___ Dataset ___

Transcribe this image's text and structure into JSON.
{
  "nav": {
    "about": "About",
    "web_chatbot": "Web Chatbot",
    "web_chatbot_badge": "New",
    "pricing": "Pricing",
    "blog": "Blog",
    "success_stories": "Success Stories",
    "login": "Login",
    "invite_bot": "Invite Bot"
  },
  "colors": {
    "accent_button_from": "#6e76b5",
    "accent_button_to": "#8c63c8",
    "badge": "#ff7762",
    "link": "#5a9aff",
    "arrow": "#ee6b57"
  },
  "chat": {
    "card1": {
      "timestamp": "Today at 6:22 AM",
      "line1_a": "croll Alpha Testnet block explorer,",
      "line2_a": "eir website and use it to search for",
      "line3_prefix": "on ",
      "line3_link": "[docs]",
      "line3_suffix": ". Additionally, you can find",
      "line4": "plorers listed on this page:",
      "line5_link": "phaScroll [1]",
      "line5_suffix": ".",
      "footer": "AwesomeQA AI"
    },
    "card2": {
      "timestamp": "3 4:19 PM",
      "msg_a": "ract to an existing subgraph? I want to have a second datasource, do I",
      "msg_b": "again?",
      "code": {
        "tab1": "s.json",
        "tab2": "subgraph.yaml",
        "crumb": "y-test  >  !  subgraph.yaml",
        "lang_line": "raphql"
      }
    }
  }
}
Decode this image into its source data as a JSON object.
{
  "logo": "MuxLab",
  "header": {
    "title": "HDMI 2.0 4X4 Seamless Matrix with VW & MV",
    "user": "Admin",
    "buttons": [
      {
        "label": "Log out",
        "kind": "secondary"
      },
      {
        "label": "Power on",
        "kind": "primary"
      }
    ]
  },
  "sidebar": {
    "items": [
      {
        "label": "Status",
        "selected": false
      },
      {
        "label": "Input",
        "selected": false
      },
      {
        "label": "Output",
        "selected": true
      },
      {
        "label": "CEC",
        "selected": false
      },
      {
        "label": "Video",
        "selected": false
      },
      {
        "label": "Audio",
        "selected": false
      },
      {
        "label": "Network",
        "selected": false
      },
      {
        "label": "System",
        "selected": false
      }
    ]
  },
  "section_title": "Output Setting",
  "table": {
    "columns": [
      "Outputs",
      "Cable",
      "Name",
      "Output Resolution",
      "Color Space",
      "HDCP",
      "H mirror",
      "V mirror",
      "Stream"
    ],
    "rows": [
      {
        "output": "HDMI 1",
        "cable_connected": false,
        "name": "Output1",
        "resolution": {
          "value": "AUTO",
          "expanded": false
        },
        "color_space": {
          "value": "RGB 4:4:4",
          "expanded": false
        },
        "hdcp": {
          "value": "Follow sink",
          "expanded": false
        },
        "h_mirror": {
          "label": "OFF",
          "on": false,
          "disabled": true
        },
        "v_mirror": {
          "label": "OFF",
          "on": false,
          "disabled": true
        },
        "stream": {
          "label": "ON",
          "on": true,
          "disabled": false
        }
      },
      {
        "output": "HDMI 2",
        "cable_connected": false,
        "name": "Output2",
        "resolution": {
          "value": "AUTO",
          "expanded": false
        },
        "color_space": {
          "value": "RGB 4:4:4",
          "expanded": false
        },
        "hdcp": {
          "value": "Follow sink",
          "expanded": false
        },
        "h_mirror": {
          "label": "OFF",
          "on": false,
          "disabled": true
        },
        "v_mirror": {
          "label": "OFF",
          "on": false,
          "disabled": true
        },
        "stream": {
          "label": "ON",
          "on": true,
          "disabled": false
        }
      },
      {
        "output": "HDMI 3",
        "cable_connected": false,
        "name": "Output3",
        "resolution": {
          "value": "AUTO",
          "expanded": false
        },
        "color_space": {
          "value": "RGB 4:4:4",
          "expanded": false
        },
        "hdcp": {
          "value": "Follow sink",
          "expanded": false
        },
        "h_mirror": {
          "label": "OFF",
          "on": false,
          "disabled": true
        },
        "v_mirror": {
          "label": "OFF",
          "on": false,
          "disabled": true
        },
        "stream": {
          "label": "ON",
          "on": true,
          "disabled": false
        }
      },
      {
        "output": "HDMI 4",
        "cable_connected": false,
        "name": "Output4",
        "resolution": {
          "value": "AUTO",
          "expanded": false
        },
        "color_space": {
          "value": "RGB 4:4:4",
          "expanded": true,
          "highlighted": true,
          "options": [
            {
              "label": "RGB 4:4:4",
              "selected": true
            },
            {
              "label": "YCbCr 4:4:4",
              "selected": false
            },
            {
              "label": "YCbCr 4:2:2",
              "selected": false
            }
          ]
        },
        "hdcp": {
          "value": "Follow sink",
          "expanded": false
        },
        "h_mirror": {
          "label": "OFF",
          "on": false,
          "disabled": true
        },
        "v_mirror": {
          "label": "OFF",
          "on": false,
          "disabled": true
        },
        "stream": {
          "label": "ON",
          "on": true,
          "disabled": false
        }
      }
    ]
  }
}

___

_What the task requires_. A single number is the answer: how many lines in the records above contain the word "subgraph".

_Output below_. 3